-- Provided entries follows --
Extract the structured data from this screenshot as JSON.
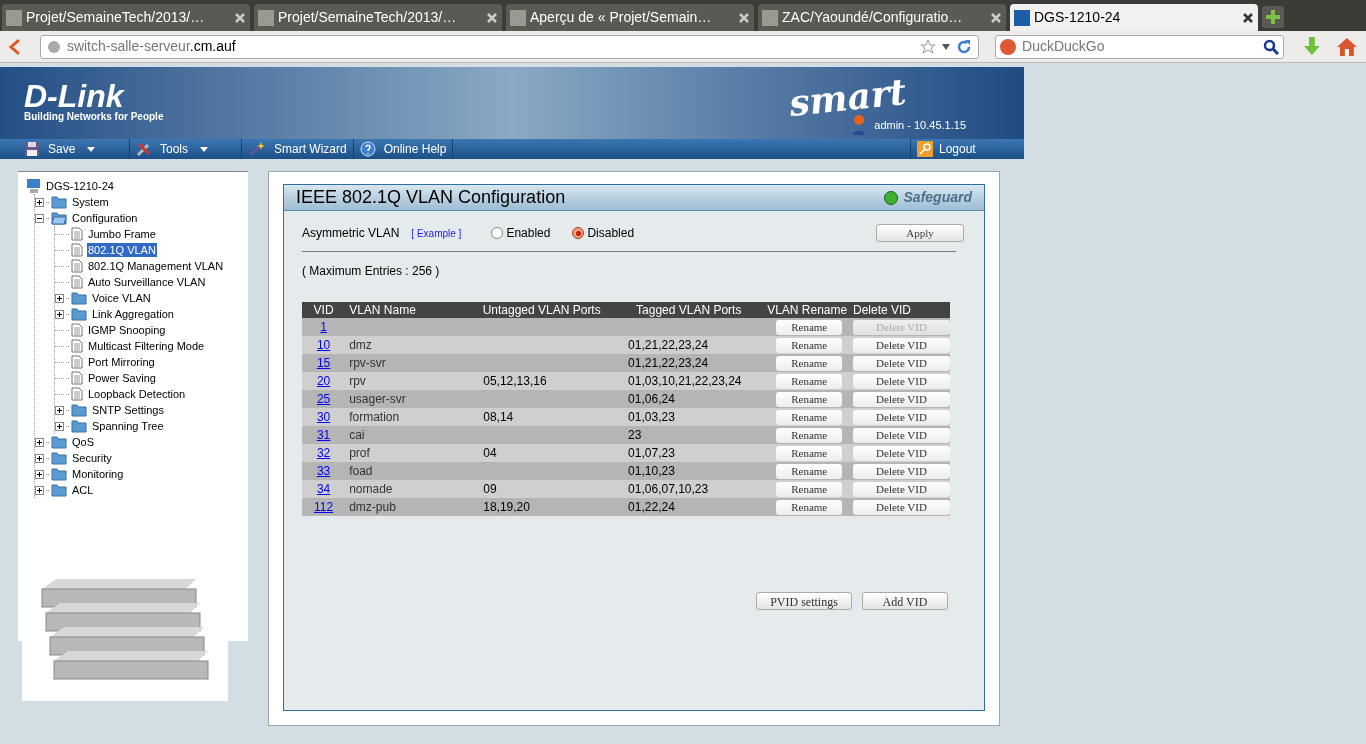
{
  "browser": {
    "tabs": [
      {
        "title": "Projet/SemaineTech/2013/…",
        "selected": false
      },
      {
        "title": "Projet/SemaineTech/2013/…",
        "selected": false
      },
      {
        "title": "Aperçu de « Projet/Semain…",
        "selected": false
      },
      {
        "title": "ZAC/Yaoundé/Configuratio…",
        "selected": false
      },
      {
        "title": "DGS-1210-24",
        "selected": true
      }
    ],
    "address": {
      "host": "switch-salle-serveur",
      "domain": ".cm.auf"
    },
    "search": {
      "placeholder": "DuckDuckGo"
    }
  },
  "header": {
    "brand": "D-Link",
    "tagline": "Building Networks for People",
    "product": "smart",
    "user": "admin - 10.45.1.15"
  },
  "menu": [
    {
      "label": "Save",
      "kind": "save",
      "dropdown": true
    },
    {
      "label": "Tools",
      "kind": "tools",
      "dropdown": true
    },
    {
      "label": "Smart Wizard",
      "kind": "wizard",
      "dropdown": false
    },
    {
      "label": "Online Help",
      "kind": "help",
      "dropdown": false
    }
  ],
  "logout": "Logout",
  "tree": {
    "root": "DGS-1210-24",
    "children": [
      {
        "label": "System",
        "kind": "folder",
        "expanded": false
      },
      {
        "label": "Configuration",
        "kind": "folder",
        "expanded": true,
        "children": [
          {
            "label": "Jumbo Frame",
            "kind": "page",
            "selected": false
          },
          {
            "label": "802.1Q VLAN",
            "kind": "page",
            "selected": true
          },
          {
            "label": "802.1Q Management VLAN",
            "kind": "page",
            "selected": false
          },
          {
            "label": "Auto Surveillance VLAN",
            "kind": "page",
            "selected": false
          },
          {
            "label": "Voice VLAN",
            "kind": "folder",
            "expanded": false
          },
          {
            "label": "Link Aggregation",
            "kind": "folder",
            "expanded": false
          },
          {
            "label": "IGMP Snooping",
            "kind": "page",
            "selected": false
          },
          {
            "label": "Multicast Filtering Mode",
            "kind": "page",
            "selected": false
          },
          {
            "label": "Port Mirroring",
            "kind": "page",
            "selected": false
          },
          {
            "label": "Power Saving",
            "kind": "page",
            "selected": false
          },
          {
            "label": "Loopback Detection",
            "kind": "page",
            "selected": false
          },
          {
            "label": "SNTP Settings",
            "kind": "folder",
            "expanded": false
          },
          {
            "label": "Spanning Tree",
            "kind": "folder",
            "expanded": false
          }
        ]
      },
      {
        "label": "QoS",
        "kind": "folder",
        "expanded": false
      },
      {
        "label": "Security",
        "kind": "folder",
        "expanded": false
      },
      {
        "label": "Monitoring",
        "kind": "folder",
        "expanded": false
      },
      {
        "label": "ACL",
        "kind": "folder",
        "expanded": false
      }
    ]
  },
  "panel": {
    "title": "IEEE 802.1Q VLAN Configuration",
    "safeguard": "Safeguard",
    "asymmetric": {
      "label": "Asymmetric VLAN",
      "example": "[ Example ]",
      "options": [
        {
          "label": "Enabled",
          "selected": false
        },
        {
          "label": "Disabled",
          "selected": true
        }
      ]
    },
    "apply": "Apply",
    "max_entries": "( Maximum Entries : 256 )",
    "columns": [
      "VID",
      "VLAN Name",
      "Untagged VLAN Ports",
      "Tagged VLAN Ports",
      "VLAN Rename",
      "Delete VID"
    ],
    "rows": [
      {
        "vid": "1",
        "name": "",
        "untagged": "",
        "tagged": "",
        "rename": "Rename",
        "delete": "Delete VID",
        "delete_disabled": true
      },
      {
        "vid": "10",
        "name": "dmz",
        "untagged": "",
        "tagged": "01,21,22,23,24",
        "rename": "Rename",
        "delete": "Delete VID",
        "delete_disabled": false
      },
      {
        "vid": "15",
        "name": "rpv-svr",
        "untagged": "",
        "tagged": "01,21,22,23,24",
        "rename": "Rename",
        "delete": "Delete VID",
        "delete_disabled": false
      },
      {
        "vid": "20",
        "name": "rpv",
        "untagged": "05,12,13,16",
        "tagged": "01,03,10,21,22,23,24",
        "rename": "Rename",
        "delete": "Delete VID",
        "delete_disabled": false
      },
      {
        "vid": "25",
        "name": "usager-svr",
        "untagged": "",
        "tagged": "01,06,24",
        "rename": "Rename",
        "delete": "Delete VID",
        "delete_disabled": false
      },
      {
        "vid": "30",
        "name": "formation",
        "untagged": "08,14",
        "tagged": "01,03,23",
        "rename": "Rename",
        "delete": "Delete VID",
        "delete_disabled": false
      },
      {
        "vid": "31",
        "name": "cai",
        "untagged": "",
        "tagged": "23",
        "rename": "Rename",
        "delete": "Delete VID",
        "delete_disabled": false
      },
      {
        "vid": "32",
        "name": "prof",
        "untagged": "04",
        "tagged": "01,07,23",
        "rename": "Rename",
        "delete": "Delete VID",
        "delete_disabled": false
      },
      {
        "vid": "33",
        "name": "foad",
        "untagged": "",
        "tagged": "01,10,23",
        "rename": "Rename",
        "delete": "Delete VID",
        "delete_disabled": false
      },
      {
        "vid": "34",
        "name": "nomade",
        "untagged": "09",
        "tagged": "01,06,07,10,23",
        "rename": "Rename",
        "delete": "Delete VID",
        "delete_disabled": false
      },
      {
        "vid": "112",
        "name": "dmz-pub",
        "untagged": "18,19,20",
        "tagged": "01,22,24",
        "rename": "Rename",
        "delete": "Delete VID",
        "delete_disabled": false
      }
    ],
    "buttons": [
      "PVID settings",
      "Add VID"
    ]
  }
}
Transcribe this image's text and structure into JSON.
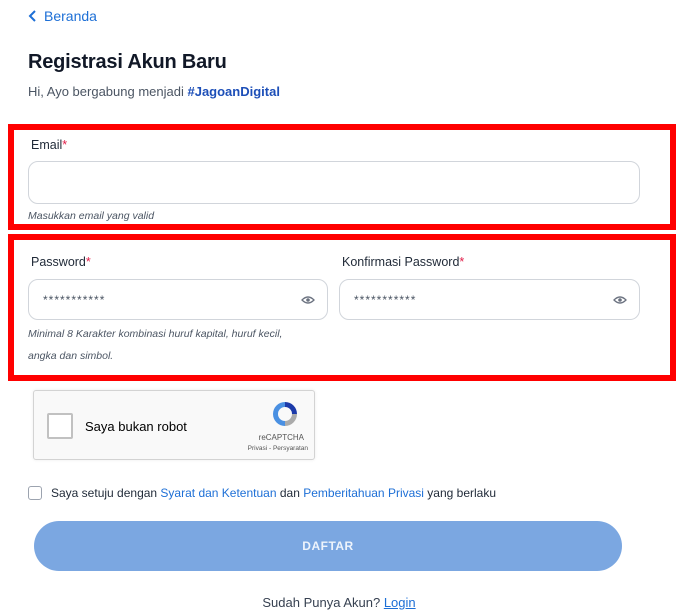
{
  "nav": {
    "back_label": "Beranda"
  },
  "header": {
    "title": "Registrasi Akun Baru",
    "subtitle_prefix": "Hi, Ayo bergabung menjadi ",
    "subtitle_hashtag": "#JagoanDigital"
  },
  "form": {
    "email": {
      "label": "Email",
      "required_mark": "*",
      "value": "",
      "placeholder": "",
      "hint": "Masukkan email yang valid"
    },
    "password": {
      "label": "Password",
      "required_mark": "*",
      "value": "***********",
      "hint_line1": "Minimal 8 Karakter kombinasi huruf kapital, huruf kecil,",
      "hint_line2": "angka dan simbol."
    },
    "confirm_password": {
      "label": "Konfirmasi Password",
      "required_mark": "*",
      "value": "***********"
    }
  },
  "captcha": {
    "label": "Saya bukan robot",
    "brand": "reCAPTCHA",
    "terms": "Privasi - Persyaratan"
  },
  "agreement": {
    "prefix": "Saya setuju dengan ",
    "terms_link": "Syarat dan Ketentuan",
    "middle": " dan ",
    "privacy_link": "Pemberitahuan Privasi",
    "suffix": " yang berlaku"
  },
  "submit": {
    "label": "DAFTAR"
  },
  "footer": {
    "prompt": "Sudah Punya Akun? ",
    "login_link": "Login"
  },
  "colors": {
    "link": "#1d6fd6",
    "button": "#7ba7e1",
    "highlight": "#ff0000",
    "required": "#e11d48"
  },
  "icons": {
    "back": "chevron-left-icon",
    "eye": "eye-icon",
    "recaptcha": "recaptcha-logo-icon"
  }
}
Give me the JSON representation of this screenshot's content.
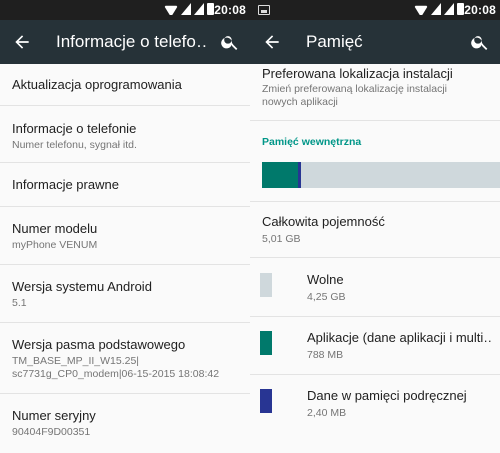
{
  "left": {
    "status": {
      "time": "20:08"
    },
    "appbar": {
      "title": "Informacje o telefo…"
    },
    "rows": [
      {
        "title": "Aktualizacja oprogramowania",
        "sub": ""
      },
      {
        "title": "Informacje o telefonie",
        "sub": "Numer telefonu, sygnał itd."
      },
      {
        "title": "Informacje prawne",
        "sub": ""
      },
      {
        "title": "Numer modelu",
        "sub": "myPhone VENUM"
      },
      {
        "title": "Wersja systemu Android",
        "sub": "5.1"
      },
      {
        "title": "Wersja pasma podstawowego",
        "sub": "TM_BASE_MP_II_W15.25|",
        "sub2": "sc7731g_CP0_modem|06-15-2015 18:08:42"
      },
      {
        "title": "Numer seryjny",
        "sub": "90404F9D00351"
      }
    ]
  },
  "right": {
    "status": {
      "time": "20:08"
    },
    "appbar": {
      "title": "Pamięć"
    },
    "install": {
      "title": "Preferowana lokalizacja instalacji",
      "sub": "Zmień preferowaną lokalizację instalacji nowych aplikacji"
    },
    "section": "Pamięć wewnętrzna",
    "usage": {
      "apps_fraction": 0.151,
      "cache_fraction": 0.013
    },
    "total": {
      "title": "Całkowita pojemność",
      "value": "5,01 GB"
    },
    "items": [
      {
        "label": "Wolne",
        "value": "4,25 GB",
        "color": "#cfd8dc"
      },
      {
        "label": "Aplikacje (dane aplikacji i multi…",
        "value": "788 MB",
        "color": "#00796b"
      },
      {
        "label": "Dane w pamięci podręcznej",
        "value": "2,40 MB",
        "color": "#283593"
      }
    ]
  }
}
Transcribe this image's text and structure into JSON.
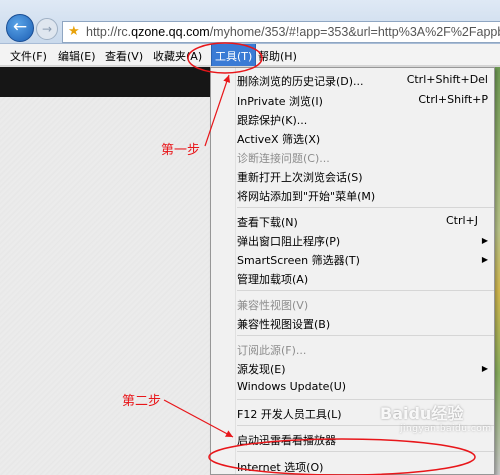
{
  "address_bar": {
    "url_prefix": "http://rc.",
    "url_domain": "qzone.qq.com",
    "url_suffix": "/myhome/353/#!app=353&url=http%3A%2F%2Fappb"
  },
  "menubar": {
    "file": "文件(F)",
    "edit": "编辑(E)",
    "view": "查看(V)",
    "favorites": "收藏夹(A)",
    "tools": "工具(T)",
    "help": "帮助(H)"
  },
  "tools_menu": {
    "items": [
      {
        "label": "删除浏览的历史记录(D)...",
        "shortcut": "Ctrl+Shift+Del"
      },
      {
        "label": "InPrivate 浏览(I)",
        "shortcut": "Ctrl+Shift+P"
      },
      {
        "label": "跟踪保护(K)...",
        "shortcut": ""
      },
      {
        "label": "ActiveX 筛选(X)",
        "shortcut": ""
      },
      {
        "label": "诊断连接问题(C)...",
        "shortcut": ""
      },
      {
        "label": "重新打开上次浏览会话(S)",
        "shortcut": ""
      },
      {
        "label": "将网站添加到\"开始\"菜单(M)",
        "shortcut": ""
      },
      {
        "label": "查看下载(N)",
        "shortcut": "Ctrl+J"
      },
      {
        "label": "弹出窗口阻止程序(P)",
        "shortcut": ""
      },
      {
        "label": "SmartScreen 筛选器(T)",
        "shortcut": ""
      },
      {
        "label": "管理加载项(A)",
        "shortcut": ""
      },
      {
        "label": "兼容性视图(V)",
        "shortcut": ""
      },
      {
        "label": "兼容性视图设置(B)",
        "shortcut": ""
      },
      {
        "label": "订阅此源(F)...",
        "shortcut": ""
      },
      {
        "label": "源发现(E)",
        "shortcut": ""
      },
      {
        "label": "Windows Update(U)",
        "shortcut": ""
      },
      {
        "label": "F12 开发人员工具(L)",
        "shortcut": ""
      },
      {
        "label": "启动迅雷看看播放器",
        "shortcut": ""
      },
      {
        "label": "Internet 选项(O)",
        "shortcut": ""
      }
    ]
  },
  "annotations": {
    "step1": "第一步",
    "step2": "第二步",
    "color": "#e8161a"
  },
  "watermark": {
    "text": "Baidu经验",
    "sub": "jingyan.baidu.com"
  }
}
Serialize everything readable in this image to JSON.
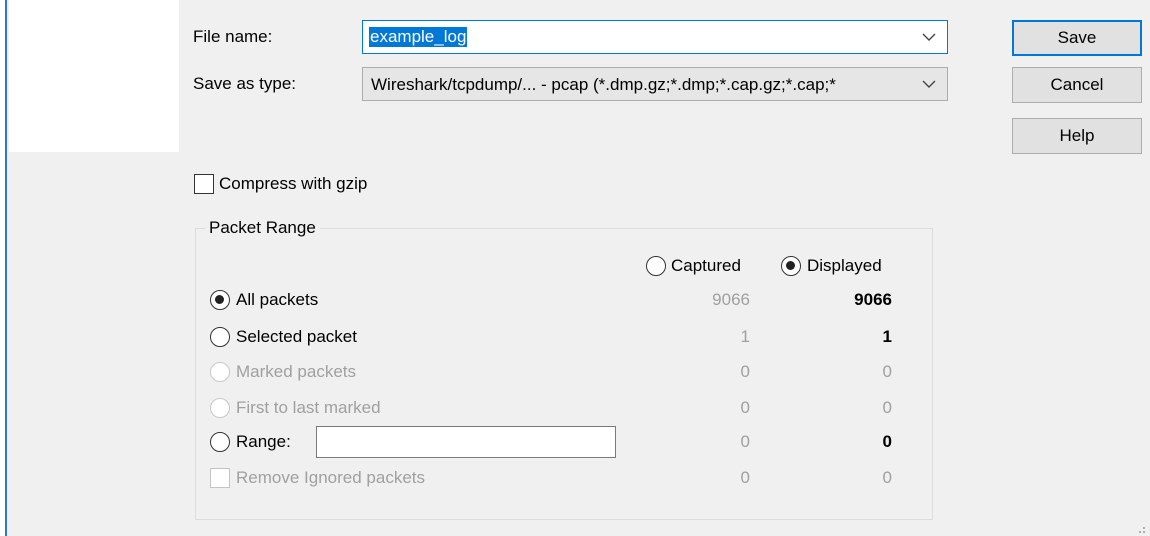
{
  "file_name": {
    "label": "File name:",
    "value": "example_log"
  },
  "save_as_type": {
    "label": "Save as type:",
    "value": "Wireshark/tcpdump/... - pcap (*.dmp.gz;*.dmp;*.cap.gz;*.cap;*"
  },
  "buttons": {
    "save": "Save",
    "cancel": "Cancel",
    "help": "Help"
  },
  "compress": {
    "label": "Compress with gzip",
    "checked": false
  },
  "packet_range": {
    "title": "Packet Range",
    "captured_label": "Captured",
    "displayed_label": "Displayed",
    "rows": [
      {
        "label": "All packets",
        "captured": "9066",
        "displayed": "9066"
      },
      {
        "label": "Selected packet",
        "captured": "1",
        "displayed": "1"
      },
      {
        "label": "Marked packets",
        "captured": "0",
        "displayed": "0"
      },
      {
        "label": "First to last marked",
        "captured": "0",
        "displayed": "0"
      },
      {
        "label": "Range:",
        "captured": "0",
        "displayed": "0",
        "input_value": ""
      },
      {
        "label": "Remove Ignored packets",
        "captured": "0",
        "displayed": "0"
      }
    ]
  },
  "colors": {
    "accent": "#0078d7",
    "disabled": "#a0a0a0"
  }
}
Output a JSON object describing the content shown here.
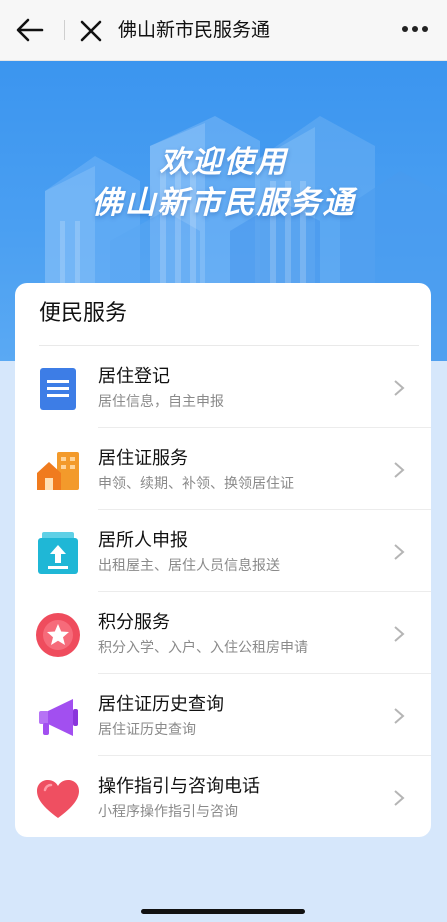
{
  "navbar": {
    "title": "佛山新市民服务通"
  },
  "hero": {
    "line1": "欢迎使用",
    "line2": "佛山新市民服务通"
  },
  "services": {
    "heading": "便民服务",
    "items": [
      {
        "title": "居住登记",
        "subtitle": "居住信息，自主申报",
        "icon": "document-icon",
        "color": "#3d7de6"
      },
      {
        "title": "居住证服务",
        "subtitle": "申领、续期、补领、换领居住证",
        "icon": "house-icon",
        "color": "#f39a2b"
      },
      {
        "title": "居所人申报",
        "subtitle": "出租屋主、居住人员信息报送",
        "icon": "upload-box-icon",
        "color": "#1fb7d6"
      },
      {
        "title": "积分服务",
        "subtitle": "积分入学、入户、入住公租房申请",
        "icon": "star-badge-icon",
        "color": "#ef4c5d"
      },
      {
        "title": "居住证历史查询",
        "subtitle": "居住证历史查询",
        "icon": "megaphone-icon",
        "color": "#a24ff0"
      },
      {
        "title": "操作指引与咨询电话",
        "subtitle": "小程序操作指引与咨询",
        "icon": "heart-icon",
        "color": "#ef4f61"
      }
    ]
  }
}
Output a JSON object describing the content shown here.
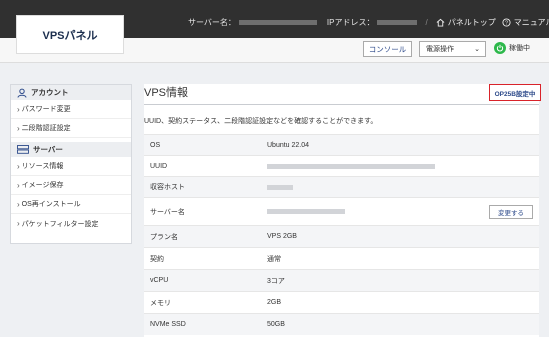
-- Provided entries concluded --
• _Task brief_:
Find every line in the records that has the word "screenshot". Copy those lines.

• _Task result_:
Extract the structured data from this screenshot as JSON.
Give me the JSON representation of this screenshot's content.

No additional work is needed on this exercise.